Perhaps the most important point they make is that the chaos and incompetence of this White House, and the elimination or reduction of important government functions by disastrous cabinet and agency appointments, is being encouraged and enabled by Congressional Republicans.

The failure of Republican members of Congress to resist the anti-democratic behavior of President Trump — including holding not a single hearing on his and his team’s kleptocracy — is cringe-worthy. A few Republican senators have spoken up, but occasional words have not been matched by any meaningful deeds. Only conservative intellectuals have acknowledged the bankruptcy of the Republican Party.

We have never suggested that Democrats are angels and Republicans devils. Parties exist to win elections and organize government, and they are shaped by the interests, ideas and donors that constitute their coalitions. Neither party is immune from a pull to the extreme.

But the imbalance today is striking, and frightening. Our democracy requires vigorous competition between two serious and ideologically distinct parties, both of which operate in the realm of truth, see governing as an essential and ennobling responsibility, and believe that the acceptance of republican institutions and democratic values define what it is to be an American.

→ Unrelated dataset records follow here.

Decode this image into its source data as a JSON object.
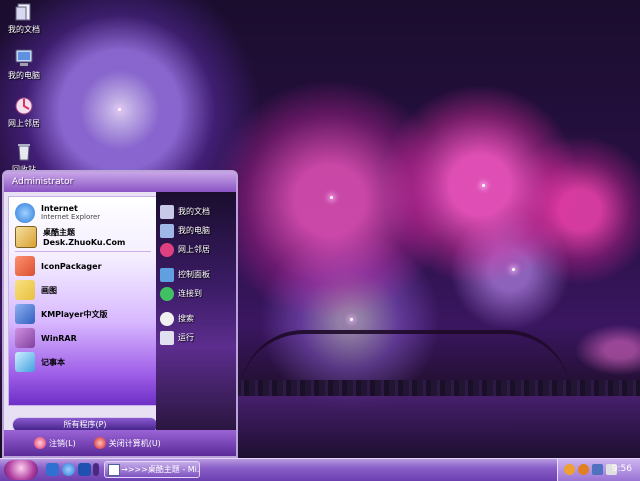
{
  "desktop": {
    "icons": [
      {
        "label": "我的文档",
        "icon": "my-documents-icon"
      },
      {
        "label": "我的电脑",
        "icon": "my-computer-icon"
      },
      {
        "label": "网上邻居",
        "icon": "network-places-icon"
      },
      {
        "label": "回收站",
        "icon": "recycle-bin-icon"
      }
    ]
  },
  "start_menu": {
    "user": "Administrator",
    "pinned": [
      {
        "title": "Internet",
        "subtitle": "Internet Explorer",
        "icon": "internet-explorer-icon",
        "color": "#2a7ad8"
      },
      {
        "title": "桌酷主题Desk.ZhuoKu.Com",
        "icon": "zhuoku-icon",
        "color": "#d8a030"
      }
    ],
    "recent": [
      {
        "title": "IconPackager",
        "icon": "iconpackager-icon",
        "color": "#d85030"
      },
      {
        "title": "画图",
        "icon": "paint-icon",
        "color": "#e8c040"
      },
      {
        "title": "KMPlayer中文版",
        "icon": "kmplayer-icon",
        "color": "#3060c0"
      },
      {
        "title": "WinRAR",
        "icon": "winrar-icon",
        "color": "#8040a0"
      },
      {
        "title": "记事本",
        "icon": "notepad-icon",
        "color": "#40a0e0"
      }
    ],
    "all_programs": "所有程序(P)",
    "right": [
      {
        "label": "我的文档",
        "icon": "my-documents-icon",
        "color": "#c8c8e8"
      },
      {
        "label": "我的电脑",
        "icon": "my-computer-icon",
        "color": "#a0b8e8"
      },
      {
        "label": "网上邻居",
        "icon": "network-places-icon",
        "color": "#e04080"
      },
      {
        "label": "控制面板",
        "icon": "control-panel-icon",
        "color": "#60a0e0"
      },
      {
        "label": "连接到",
        "icon": "connect-to-icon",
        "color": "#40c060"
      },
      {
        "label": "搜索",
        "icon": "search-icon",
        "color": "#f0f0f0"
      },
      {
        "label": "运行",
        "icon": "run-icon",
        "color": "#e0e0f0"
      }
    ],
    "footer": {
      "logoff": "注销(L)",
      "shutdown": "关闭计算机(U)"
    }
  },
  "taskbar": {
    "task_label": "→>>>桌酷主题 - Mi...",
    "clock": "9:56"
  }
}
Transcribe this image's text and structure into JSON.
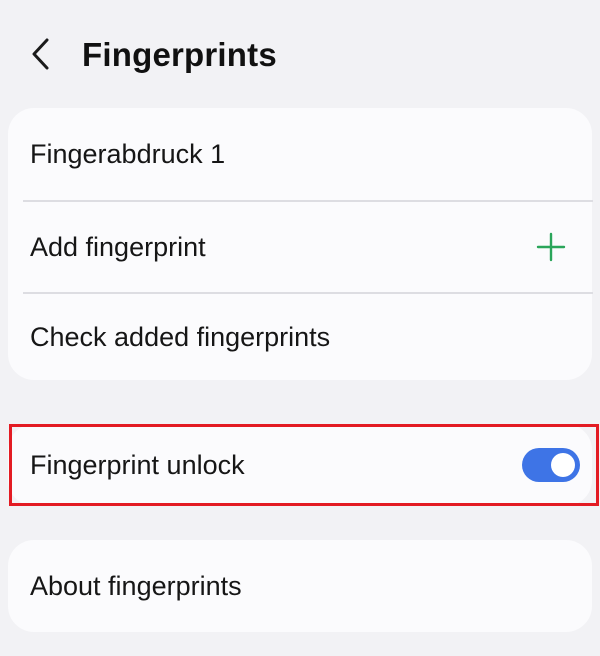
{
  "header": {
    "back_icon": "chevron-left-icon",
    "title": "Fingerprints"
  },
  "fingerprint_list": {
    "items": [
      {
        "label": "Fingerabdruck 1"
      },
      {
        "label": "Add fingerprint",
        "icon": "plus-icon",
        "icon_color": "#2aa55a"
      },
      {
        "label": "Check added fingerprints"
      }
    ]
  },
  "unlock": {
    "label": "Fingerprint unlock",
    "toggle_on": true,
    "toggle_color": "#3e74e6",
    "highlight_color": "#e31b23"
  },
  "about": {
    "label": "About fingerprints"
  }
}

The Republican Party must reclaim its purpose.

What Mann and Ornstein didn’t do in this hard-hitting and absolutely accurate article is tell readers how they are supposed to make the GOP “reclaim its purpose.” For my part, I can only see one way: the GOP must be crushed at the polls in November of 2018. Only a truly massive rejection by American voters will get the message across.

They don’t just need to be beaten; they need to be crushed. And then we all have to pray that democratic and constitutional norms and rational public policies can be salvaged.